Q&A: Joshua Seftel on Embracing the Unexpected in ‘The Many Sad Fates of Mr. Toledano’

With the help of DNA tests, psychics, and prosthetic makeup, renowned photographer Phil Toledano imagines all of the possible ways his life will end. Catch Joshua Seftel’s THE MANY SAD FATES OF MR. TOLEDANO in the CRAFTED shorts program, screening alongside two other films about auteurs: CLAUDE LANZMANN: SPECTRES OF THE SHOAH and IT’S ME HILARY: THE MAN WHO DREW ELOISE.


photo: Stephen Maing


How do you describe THE MANY SAD FATES OF MR. TOLEDANO? What should audiences know going in?

Joshua Seftel: In THE MANY SAD FATES OF MR. TOLEDANO, Phil Toledano has become obsessed with his own demise. I follow as Toledano uses DNA tests, fortune tellers, and a prosthetic makeup artist to envision the many dark possibilities that might await him, including obesity, desolation, stroke, isolation, suicide, and violent death.

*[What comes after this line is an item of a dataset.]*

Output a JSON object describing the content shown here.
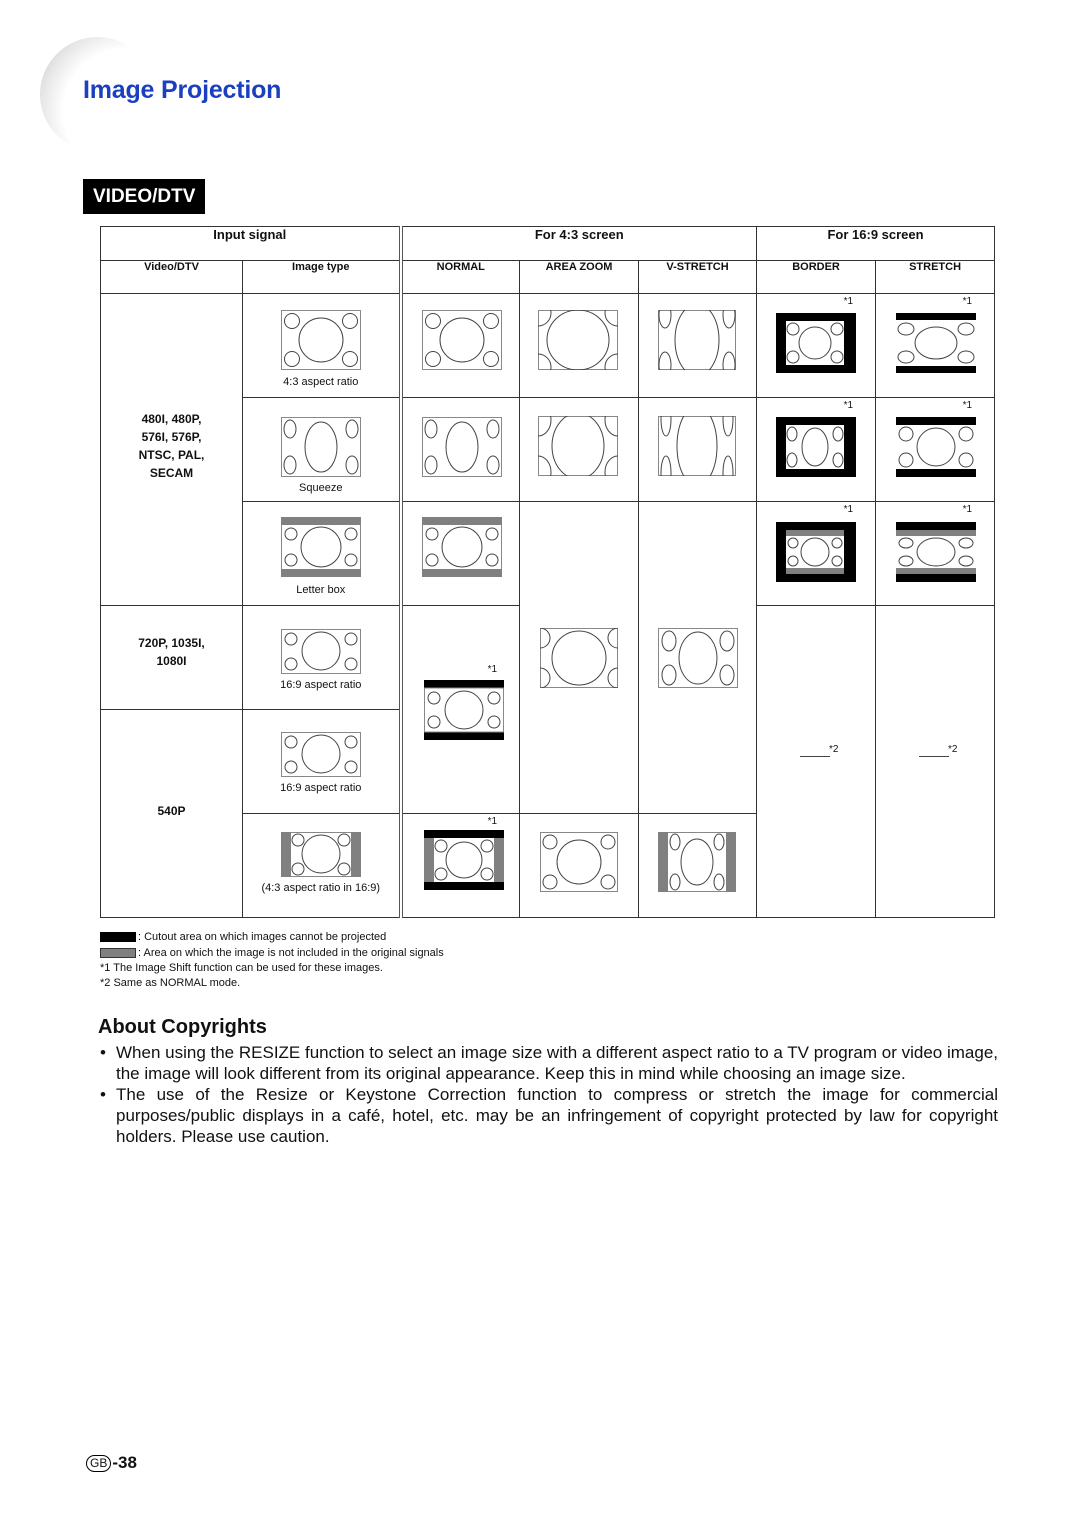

Over the course of three years, Toledano becomes dozens of characters and captures these bleak possibilities in a series of haunting photographs. Meanwhile, his wife and daughter sit on the sidelines, worried that this project will leave Toledano unable to ever imagine a positive future. While on this journey, Toledano’s obsession alters him and his family forever.

What drew you to this particular story? How did you come to meet Phil Toledano and decide to document his unusual project?

Joshua Seftel: Phil and I went to Tufts University together 25 years ago. In fact, we even took a film class together there. Over the years we stayed in touch but only saw each other once or twice a year. We hadn’t seen each other in a long time when we ran into each other a few months after my father passed away in 2009. Phil had also just lost his father and had documented his dad’s final years in a beautiful book of photographs entitled Days With My Father. When I asked Phil what was next, he said, “I want to know what’s going to happen to me… in the future.”

He explained that he had plans to have a DNA test and that he was going to start speaking with psychics and fortune tellers to gather many possible futures. Then he planned to hire a prosthetic makeup artist who would help him create these future “Phils” so that Phil could take portraits of himself. I asked Phil if I could film the project, and he agreed.

Mr Toledano 650 2

photo: Doron Gild

How long did the filmmaking process take, from beginning to end? Were there any “lightning­-strikes” moments, for better or for worse?

Joshua Seftel: When the project started, I think that neither Phil nor I imagined the process would stretch on for three long years. In the end, I was surprised and fascinated by the resulting photos and, maybe even more so, by the impact the project has had on Phil’s family and the way they view the future.

About a year into filming, I finally got to interview his wife Carla, who is very busy. (In fact, I had to join them on their vacation on Fire Island in order to get time with her.) It was in that moment that the story revealed itself. I learned that the project was causing tension between him and Carla—­something Phil had never shared with me—and there was a lot to explore from that point forward.

As a seasoned documentarian, do you have one piece of advice for aspiring filmmakers?

Joshua Seftel: Listen to your gut when it comes to pursuing a project. Almost every film I’ve made, I’ve had someone smart advise me not to make that film. In most cases they were wrong, and I’m glad I listened to my own instinct. There are always reasons you can come up with for not making a film. Think more about the reasons you want to make the film.

What do you think Mr. Toledano’s quest has to teach us? What would you like HIFF audiences to take away from your film?

Joshua Seftel: I think that’s probably different for each person. For me, the film asks the questions: “How much should you dwell on the fact that you are going to die?” “Is it better to avoid those dark thoughts, or is it better to throw yourself into the depths of all the ways in which you could leave this world?” I don’t have the answer, but I think the film wades into these waters.

What are you most looking forward to at HIFF 2015?

Joshua Seftel: I’m excited to watch the audience reaction to the film. It’s always fun to see how that can vary depending on the crowd. Also excited to spend time in the Hamptons in the fall. Might squeeze in some time for apple picking!

THE MANY SAD FATES OF MR. TOLEDANO screens in the CRAFTED shorts program at HIFF 2015. Find tickets. Follow the film on Facebook.

joshua seftel

photo: Doron Gild

Joshua Seftel is a prolific documentary filmmaker for HBO, PBS and This American Life. His non-fiction films include LOST AND FOUND, TAKING ON THE KENNEDYS, ENNIS’ GIFT, THE HOME TEAM and the recent critical success, IT’S THE HARD KNOCK LIFE. Seftel is represented by CAA.